:: Data provided ::

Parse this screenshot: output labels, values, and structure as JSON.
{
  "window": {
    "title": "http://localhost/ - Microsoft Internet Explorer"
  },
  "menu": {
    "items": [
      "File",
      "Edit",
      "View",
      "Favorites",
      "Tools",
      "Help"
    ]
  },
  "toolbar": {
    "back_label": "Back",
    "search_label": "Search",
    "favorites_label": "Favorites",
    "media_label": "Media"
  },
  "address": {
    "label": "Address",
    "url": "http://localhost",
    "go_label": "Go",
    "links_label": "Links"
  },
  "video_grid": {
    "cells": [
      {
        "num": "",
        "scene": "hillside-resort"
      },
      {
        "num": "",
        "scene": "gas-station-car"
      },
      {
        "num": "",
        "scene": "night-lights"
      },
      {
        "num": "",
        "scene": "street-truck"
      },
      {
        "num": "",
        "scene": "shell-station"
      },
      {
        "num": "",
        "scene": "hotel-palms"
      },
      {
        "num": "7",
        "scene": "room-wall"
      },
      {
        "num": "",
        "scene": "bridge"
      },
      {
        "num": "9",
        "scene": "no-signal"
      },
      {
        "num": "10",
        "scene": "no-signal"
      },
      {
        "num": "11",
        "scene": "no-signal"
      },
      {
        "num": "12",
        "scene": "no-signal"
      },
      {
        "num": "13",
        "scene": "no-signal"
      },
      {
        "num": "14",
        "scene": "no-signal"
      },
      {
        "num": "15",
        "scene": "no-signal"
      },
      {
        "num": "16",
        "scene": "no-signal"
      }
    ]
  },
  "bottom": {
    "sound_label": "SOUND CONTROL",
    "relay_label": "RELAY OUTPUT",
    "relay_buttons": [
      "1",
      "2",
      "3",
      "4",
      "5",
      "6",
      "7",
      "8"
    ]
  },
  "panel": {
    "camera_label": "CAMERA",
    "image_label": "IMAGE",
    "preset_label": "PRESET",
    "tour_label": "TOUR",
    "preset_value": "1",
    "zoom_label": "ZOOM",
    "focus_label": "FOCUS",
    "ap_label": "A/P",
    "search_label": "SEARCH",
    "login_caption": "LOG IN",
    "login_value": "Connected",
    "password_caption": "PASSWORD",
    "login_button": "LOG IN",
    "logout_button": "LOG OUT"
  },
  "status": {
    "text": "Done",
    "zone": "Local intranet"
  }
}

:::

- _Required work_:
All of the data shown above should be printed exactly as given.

- _Answer to the problem_:
Parse this screenshot: output labels, values, and structure as JSON.
{
  "window": {
    "title": "http://localhost/ - Microsoft Internet Explorer"
  },
  "menu": {
    "items": [
      "File",
      "Edit",
      "View",
      "Favorites",
      "Tools",
      "Help"
    ]
  },
  "toolbar": {
    "back_label": "Back",
    "search_label": "Search",
    "favorites_label": "Favorites",
    "media_label": "Media"
  },
  "address": {
    "label": "Address",
    "url": "http://localhost",
    "go_label": "Go",
    "links_label": "Links"
  },
  "video_grid": {
    "cells": [
      {
        "num": "",
        "scene": "hillside-resort"
      },
      {
        "num": "",
        "scene": "gas-station-car"
      },
      {
        "num": "",
        "scene": "night-lights"
      },
      {
        "num": "",
        "scene": "street-truck"
      },
      {
        "num": "",
        "scene": "shell-station"
      },
      {
        "num": "",
        "scene": "hotel-palms"
      },
      {
        "num": "7",
        "scene": "room-wall"
      },
      {
        "num": "",
        "scene": "bridge"
      },
      {
        "num": "9",
        "scene": "no-signal"
      },
      {
        "num": "10",
        "scene": "no-signal"
      },
      {
        "num": "11",
        "scene": "no-signal"
      },
      {
        "num": "12",
        "scene": "no-signal"
      },
      {
        "num": "13",
        "scene": "no-signal"
      },
      {
        "num": "14",
        "scene": "no-signal"
      },
      {
        "num": "15",
        "scene": "no-signal"
      },
      {
        "num": "16",
        "scene": "no-signal"
      }
    ]
  },
  "bottom": {
    "sound_label": "SOUND CONTROL",
    "relay_label": "RELAY OUTPUT",
    "relay_buttons": [
      "1",
      "2",
      "3",
      "4",
      "5",
      "6",
      "7",
      "8"
    ]
  },
  "panel": {
    "camera_label": "CAMERA",
    "image_label": "IMAGE",
    "preset_label": "PRESET",
    "tour_label": "TOUR",
    "preset_value": "1",
    "zoom_label": "ZOOM",
    "focus_label": "FOCUS",
    "ap_label": "A/P",
    "search_label": "SEARCH",
    "login_caption": "LOG IN",
    "login_value": "Connected",
    "password_caption": "PASSWORD",
    "login_button": "LOG IN",
    "logout_button": "LOG OUT"
  },
  "status": {
    "text": "Done",
    "zone": "Local intranet"
  }
}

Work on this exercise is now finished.